The importance of establishing an adequate and relevant database of information is now widely recognized and the trend for its compilation has been toward digital recording in support of the existing paper library information. The provision of geological information together with its interpretation and the means of giving advice are now established components of decision support within headquarters at Corps and Division. Generally the tasks have to be dealt with in emergency situations and so time is very short by comparison with comparable civilian projects. What is primarily required is a rapid assessment of the ground conditions within the context of the prevailing military situation. For the advice to be useful, it has to be presented in a manner compatible with the standard military format and avoiding use of technical jargon.

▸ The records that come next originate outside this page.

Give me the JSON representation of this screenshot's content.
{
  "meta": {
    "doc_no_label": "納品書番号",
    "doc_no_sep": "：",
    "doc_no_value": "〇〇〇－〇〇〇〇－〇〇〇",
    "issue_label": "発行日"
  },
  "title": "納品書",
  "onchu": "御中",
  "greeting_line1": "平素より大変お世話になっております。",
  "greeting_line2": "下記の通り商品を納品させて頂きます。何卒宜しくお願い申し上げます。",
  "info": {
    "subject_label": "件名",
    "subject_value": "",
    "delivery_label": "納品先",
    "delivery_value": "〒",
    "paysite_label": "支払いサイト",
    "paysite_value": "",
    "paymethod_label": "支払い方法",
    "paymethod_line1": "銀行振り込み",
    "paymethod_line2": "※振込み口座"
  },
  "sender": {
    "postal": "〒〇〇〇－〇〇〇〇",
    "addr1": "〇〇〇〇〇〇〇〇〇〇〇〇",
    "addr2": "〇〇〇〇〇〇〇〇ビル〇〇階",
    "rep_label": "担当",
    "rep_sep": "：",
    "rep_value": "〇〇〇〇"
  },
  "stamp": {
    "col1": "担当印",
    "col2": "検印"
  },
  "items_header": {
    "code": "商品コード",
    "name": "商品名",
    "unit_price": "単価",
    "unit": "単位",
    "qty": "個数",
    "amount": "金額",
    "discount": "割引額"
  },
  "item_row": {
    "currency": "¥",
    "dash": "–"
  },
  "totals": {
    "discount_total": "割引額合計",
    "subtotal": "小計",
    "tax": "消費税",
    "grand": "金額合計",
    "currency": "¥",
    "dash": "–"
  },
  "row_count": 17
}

Construction work is required in support of the battle: preparing defenses, supporting an advance and consolidating the new positions. Interaction of these works with the ground and the supply of natural materials, particularly water, requires characterization and management sensitive to the contemporary military operations. Local supplies, even if undamaged, are unlikely to be able to sustain the quantities required by the influx of large numbers of troops. Health risks from poor water, not only due to natural bacteria but also deliberately contaminated from terrorist sabotage or NBC attack, require that suitable supplies be established early in the campaign.
Recent actions in the Falkland Islands, the Persian Gulf, and mainland Europe demonstrate how military geology has been used, directly or indirectly, by the British armed forces. The trend throughout the 20th century has been of increased mobility during armed conflict, although the scale of operations has varied enormously.